In the bowl of an electric stand mixer fitted with whisk attachment, beat 6 large eggs 1 min on high speed. With the mixer on, gradually add 1 cup sugar and continue beating 8-10 min until thick and fluffy.
Whisk together 1 cup flour and 1/2 tsp baking powder then sift this mixture into fluffy egg mixture one third at a time. Fold with a spatula with each addition just until incorporated. Scrape spatula from the bottom to catch any pockets of flour and stop mixing when no streaks of flour remain. Do not over-mix or you will deflate the batter.
Divide evenly between prepared cake pans and bake at 350˚F for 23-28 minutes (my oven took 25 min), or until top is golden brown. Remove from pan by sliding a thin spatula around the edges then transfer to a wire rack and remove parchment backing. Cool cakes to room temp then slice layers equally in half with a serrated knife.
How to Make Lemon Blackberry Frosting:
Combine 2 Tbsp lemon juice with 1 cup blackberries in small saucepan. Simmer 6-7 minutes or until berries easily mash up with a fork then turn off heat. Strain through a fine mesh strainer, pushing the blackberries through with a spatula until only seeds are left in strainer. Discard seeds and set the puree aside to cool completely to room temp (you should get 5 Tbsp puree).

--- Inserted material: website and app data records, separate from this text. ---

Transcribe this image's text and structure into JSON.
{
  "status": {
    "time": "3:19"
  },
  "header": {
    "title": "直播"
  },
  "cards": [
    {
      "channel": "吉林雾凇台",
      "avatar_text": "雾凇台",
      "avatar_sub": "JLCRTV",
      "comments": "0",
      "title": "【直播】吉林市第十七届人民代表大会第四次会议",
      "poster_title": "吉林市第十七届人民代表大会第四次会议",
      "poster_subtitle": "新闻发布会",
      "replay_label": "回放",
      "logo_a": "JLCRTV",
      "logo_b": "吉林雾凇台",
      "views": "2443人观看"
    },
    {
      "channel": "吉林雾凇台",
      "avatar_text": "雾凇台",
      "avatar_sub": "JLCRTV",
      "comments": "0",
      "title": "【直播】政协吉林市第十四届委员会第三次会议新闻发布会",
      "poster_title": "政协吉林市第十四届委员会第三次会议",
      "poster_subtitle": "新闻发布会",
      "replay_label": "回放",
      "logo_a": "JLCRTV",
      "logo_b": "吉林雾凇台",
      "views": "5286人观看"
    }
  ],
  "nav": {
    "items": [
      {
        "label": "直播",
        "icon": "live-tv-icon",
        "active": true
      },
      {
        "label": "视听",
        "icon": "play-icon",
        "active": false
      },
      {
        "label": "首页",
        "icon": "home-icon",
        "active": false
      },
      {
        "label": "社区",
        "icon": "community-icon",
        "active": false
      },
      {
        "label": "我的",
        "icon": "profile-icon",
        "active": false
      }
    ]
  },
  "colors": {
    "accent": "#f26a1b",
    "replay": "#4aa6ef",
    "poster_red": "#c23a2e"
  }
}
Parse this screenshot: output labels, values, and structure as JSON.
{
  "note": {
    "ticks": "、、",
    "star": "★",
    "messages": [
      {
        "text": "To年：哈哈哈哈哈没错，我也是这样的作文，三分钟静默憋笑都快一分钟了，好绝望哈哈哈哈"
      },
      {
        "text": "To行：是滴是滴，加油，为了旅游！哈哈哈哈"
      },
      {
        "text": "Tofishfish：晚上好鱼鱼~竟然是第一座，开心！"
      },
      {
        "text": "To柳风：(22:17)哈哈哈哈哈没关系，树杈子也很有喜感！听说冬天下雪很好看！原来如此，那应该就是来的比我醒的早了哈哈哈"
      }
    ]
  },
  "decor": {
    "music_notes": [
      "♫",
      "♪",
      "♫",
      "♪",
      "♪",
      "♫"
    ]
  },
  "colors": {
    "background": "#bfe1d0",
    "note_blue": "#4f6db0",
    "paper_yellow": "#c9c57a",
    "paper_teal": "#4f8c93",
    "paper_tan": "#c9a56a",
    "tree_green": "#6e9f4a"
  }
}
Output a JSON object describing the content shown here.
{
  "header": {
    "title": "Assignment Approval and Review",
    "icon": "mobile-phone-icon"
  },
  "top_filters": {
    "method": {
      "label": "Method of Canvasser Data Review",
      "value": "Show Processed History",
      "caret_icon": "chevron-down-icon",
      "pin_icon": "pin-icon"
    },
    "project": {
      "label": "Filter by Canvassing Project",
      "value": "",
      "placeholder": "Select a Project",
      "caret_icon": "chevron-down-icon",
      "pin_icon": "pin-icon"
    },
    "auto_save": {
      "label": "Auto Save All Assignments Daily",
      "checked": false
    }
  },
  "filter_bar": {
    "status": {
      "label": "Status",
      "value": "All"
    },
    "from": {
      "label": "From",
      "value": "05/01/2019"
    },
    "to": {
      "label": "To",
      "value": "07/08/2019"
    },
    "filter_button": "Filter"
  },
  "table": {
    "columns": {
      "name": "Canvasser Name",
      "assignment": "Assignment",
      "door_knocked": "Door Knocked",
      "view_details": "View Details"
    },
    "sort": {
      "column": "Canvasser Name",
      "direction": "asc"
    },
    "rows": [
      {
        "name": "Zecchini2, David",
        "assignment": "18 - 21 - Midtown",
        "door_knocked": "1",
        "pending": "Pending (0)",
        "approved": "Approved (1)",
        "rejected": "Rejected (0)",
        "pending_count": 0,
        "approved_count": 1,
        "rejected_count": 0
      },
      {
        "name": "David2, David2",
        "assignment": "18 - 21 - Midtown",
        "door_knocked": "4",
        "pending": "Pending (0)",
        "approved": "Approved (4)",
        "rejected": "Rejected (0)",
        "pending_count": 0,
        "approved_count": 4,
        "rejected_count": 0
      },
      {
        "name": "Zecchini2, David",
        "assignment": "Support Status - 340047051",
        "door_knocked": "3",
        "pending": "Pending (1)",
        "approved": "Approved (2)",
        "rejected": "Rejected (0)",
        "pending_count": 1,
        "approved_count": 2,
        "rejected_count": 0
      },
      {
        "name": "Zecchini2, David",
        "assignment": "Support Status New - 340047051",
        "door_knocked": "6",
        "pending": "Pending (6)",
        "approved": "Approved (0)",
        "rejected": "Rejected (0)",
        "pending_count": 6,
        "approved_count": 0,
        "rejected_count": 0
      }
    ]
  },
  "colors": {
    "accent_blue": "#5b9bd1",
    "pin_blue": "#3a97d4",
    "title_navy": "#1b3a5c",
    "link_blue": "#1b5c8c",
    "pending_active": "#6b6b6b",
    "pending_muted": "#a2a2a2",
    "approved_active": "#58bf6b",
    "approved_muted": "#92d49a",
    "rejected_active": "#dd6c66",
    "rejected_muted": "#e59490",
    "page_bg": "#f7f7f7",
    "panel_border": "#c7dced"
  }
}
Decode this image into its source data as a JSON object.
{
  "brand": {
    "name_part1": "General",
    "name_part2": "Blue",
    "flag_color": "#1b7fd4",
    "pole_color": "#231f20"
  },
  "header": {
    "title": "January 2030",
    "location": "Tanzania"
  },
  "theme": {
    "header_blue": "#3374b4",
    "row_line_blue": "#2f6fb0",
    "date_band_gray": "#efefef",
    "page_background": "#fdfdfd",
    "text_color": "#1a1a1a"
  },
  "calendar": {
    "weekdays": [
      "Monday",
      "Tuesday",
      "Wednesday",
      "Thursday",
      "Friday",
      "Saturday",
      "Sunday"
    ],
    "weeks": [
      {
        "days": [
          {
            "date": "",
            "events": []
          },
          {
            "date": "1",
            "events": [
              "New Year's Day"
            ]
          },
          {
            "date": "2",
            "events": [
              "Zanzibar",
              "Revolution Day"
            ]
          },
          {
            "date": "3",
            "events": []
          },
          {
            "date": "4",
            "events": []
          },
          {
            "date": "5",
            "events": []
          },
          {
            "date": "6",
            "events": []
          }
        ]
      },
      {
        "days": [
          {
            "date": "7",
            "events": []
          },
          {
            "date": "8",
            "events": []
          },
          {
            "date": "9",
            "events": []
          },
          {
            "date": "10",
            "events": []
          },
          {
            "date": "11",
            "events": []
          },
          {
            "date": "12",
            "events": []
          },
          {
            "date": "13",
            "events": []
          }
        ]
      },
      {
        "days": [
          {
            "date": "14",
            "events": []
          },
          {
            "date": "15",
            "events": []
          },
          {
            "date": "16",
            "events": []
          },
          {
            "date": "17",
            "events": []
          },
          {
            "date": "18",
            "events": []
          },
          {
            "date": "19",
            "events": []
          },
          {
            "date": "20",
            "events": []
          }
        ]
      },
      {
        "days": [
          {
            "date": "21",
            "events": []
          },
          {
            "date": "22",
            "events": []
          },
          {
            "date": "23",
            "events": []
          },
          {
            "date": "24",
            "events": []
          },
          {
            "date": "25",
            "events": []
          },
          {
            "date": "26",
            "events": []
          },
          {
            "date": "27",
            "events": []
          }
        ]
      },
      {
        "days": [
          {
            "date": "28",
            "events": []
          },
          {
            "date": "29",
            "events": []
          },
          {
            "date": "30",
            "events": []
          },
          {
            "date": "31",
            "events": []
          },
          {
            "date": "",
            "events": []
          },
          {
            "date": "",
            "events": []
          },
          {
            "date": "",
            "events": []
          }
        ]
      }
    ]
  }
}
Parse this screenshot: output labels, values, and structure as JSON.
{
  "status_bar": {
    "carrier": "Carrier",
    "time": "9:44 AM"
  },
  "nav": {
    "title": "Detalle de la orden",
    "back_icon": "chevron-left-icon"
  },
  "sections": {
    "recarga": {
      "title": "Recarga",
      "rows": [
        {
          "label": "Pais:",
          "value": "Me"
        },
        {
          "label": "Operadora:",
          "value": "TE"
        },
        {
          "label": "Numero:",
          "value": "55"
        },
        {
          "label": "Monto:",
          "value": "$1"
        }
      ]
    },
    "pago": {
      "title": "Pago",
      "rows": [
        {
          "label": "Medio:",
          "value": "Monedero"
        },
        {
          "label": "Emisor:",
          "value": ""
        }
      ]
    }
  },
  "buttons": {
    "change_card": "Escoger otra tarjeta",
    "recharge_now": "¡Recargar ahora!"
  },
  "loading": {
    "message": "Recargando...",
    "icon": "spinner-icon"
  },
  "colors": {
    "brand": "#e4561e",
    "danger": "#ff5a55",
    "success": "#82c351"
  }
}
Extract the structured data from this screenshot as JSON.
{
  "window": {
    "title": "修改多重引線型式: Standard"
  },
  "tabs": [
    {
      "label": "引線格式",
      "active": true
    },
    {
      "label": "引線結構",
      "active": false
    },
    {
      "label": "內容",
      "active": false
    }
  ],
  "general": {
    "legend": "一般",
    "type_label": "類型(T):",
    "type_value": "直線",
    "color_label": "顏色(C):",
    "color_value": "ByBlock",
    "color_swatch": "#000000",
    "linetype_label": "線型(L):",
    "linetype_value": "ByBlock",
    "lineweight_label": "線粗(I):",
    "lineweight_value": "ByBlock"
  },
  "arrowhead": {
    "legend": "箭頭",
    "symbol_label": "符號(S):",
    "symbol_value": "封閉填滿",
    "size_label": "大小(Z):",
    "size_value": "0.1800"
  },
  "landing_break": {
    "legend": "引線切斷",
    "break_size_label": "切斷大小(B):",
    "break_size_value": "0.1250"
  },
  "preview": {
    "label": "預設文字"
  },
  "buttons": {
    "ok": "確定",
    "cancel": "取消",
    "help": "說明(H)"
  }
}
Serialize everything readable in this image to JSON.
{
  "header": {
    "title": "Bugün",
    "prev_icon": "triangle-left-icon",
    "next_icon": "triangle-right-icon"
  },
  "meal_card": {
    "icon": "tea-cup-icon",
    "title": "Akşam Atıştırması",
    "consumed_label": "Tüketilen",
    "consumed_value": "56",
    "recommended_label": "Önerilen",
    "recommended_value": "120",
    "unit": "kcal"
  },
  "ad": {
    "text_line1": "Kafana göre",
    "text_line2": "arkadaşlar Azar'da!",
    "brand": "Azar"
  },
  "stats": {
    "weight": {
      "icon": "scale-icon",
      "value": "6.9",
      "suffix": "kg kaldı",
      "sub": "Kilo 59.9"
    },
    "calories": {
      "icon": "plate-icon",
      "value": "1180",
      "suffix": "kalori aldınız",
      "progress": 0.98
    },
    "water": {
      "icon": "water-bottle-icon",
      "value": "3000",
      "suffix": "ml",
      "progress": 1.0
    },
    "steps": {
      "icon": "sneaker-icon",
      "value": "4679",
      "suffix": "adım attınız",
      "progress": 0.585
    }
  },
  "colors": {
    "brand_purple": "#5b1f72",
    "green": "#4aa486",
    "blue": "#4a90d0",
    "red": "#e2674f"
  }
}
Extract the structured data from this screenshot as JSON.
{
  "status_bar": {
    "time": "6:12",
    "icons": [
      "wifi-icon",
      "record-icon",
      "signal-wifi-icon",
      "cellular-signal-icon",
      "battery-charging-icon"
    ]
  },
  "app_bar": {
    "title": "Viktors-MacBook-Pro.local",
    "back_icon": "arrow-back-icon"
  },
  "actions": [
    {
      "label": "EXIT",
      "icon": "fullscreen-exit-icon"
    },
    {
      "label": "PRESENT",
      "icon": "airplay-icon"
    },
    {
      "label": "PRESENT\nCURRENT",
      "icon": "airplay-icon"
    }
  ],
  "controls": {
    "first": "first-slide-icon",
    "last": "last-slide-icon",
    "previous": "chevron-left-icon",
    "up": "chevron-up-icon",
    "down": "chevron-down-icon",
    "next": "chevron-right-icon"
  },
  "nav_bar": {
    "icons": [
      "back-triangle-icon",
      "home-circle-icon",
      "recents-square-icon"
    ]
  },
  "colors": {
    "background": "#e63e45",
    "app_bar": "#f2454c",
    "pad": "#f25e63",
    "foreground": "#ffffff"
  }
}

In the bowl of an electric stand mixer fitted with whisk attachment, cream together 3 sticks butter, 3 cups powdered sugar and 1/2 tsp salt on low speed until combined, scraping as necessary. Increase speed to medium-high and beat until white and fluffy (2 to 3 min).
Add cream cheese 1-piece at a time and mix until combined then continue to beat 2 min until fluffy, scraping down the bowl as needed. With the mixer on, drizzle in blackberry syrup 1 Tbsp at a time then beat another minute.
How to Assemble Blackberry Cake:
Slice 1 cup blackberries and set aside. Make your lemon syrup by combining 3/4 cup warm water, 1 Tbsp granulated sugar and 4 Tbsp Lemon Juice.
Place first cake layer on serving platter cut-side up **. Brush with 1/4 of the lemon syrup. Spread frosting over the top and layer with 1/3 sliced berries. Repeat with remaining layers placing the final layer cut-side-down, then frost the top and sides.
Pipe remaining frosting onto cake. For the roses, use a closed star Wilton 2D tip. Decorate with remaining blackberries and sprinkle sugar crystals if desired.
Recipe for Blackberry freezer jam
Yield: 8 CUPS, PREP TIME:40 MINUTES, COOK TIME:5 MINUTES
3 1/4 cups mashed blackberries
1/4 cup freshly squeezed lemon juice
1 box Sure Jell Pectin
1 cup light corn syrup
4 1/2 cups granulated white sugar
In a large pot (off the stove), mix the blackberries and lemon juice together, and sift in the pectin a little at a time while stirring.
Once all the pectin is mixed in, set a timer for 30 minutes and give the fruit a stir every 7 to 10 minutes.
After the 30 minutes, stir in the corn syrup and then place the pot on the stove over medium heat. Stir in the sugar a little at a time and cook for about 5 minutes until the sugar is dissolved (it should be good to go when the jam reaches 100 degrees F or you can just rub it between your fingers to make sure you don’t feel any grains). If it is cooked longer it will be quite runny.
Pour the jam into clean plastic containers or glass jars and place in the fridge and/or freezer.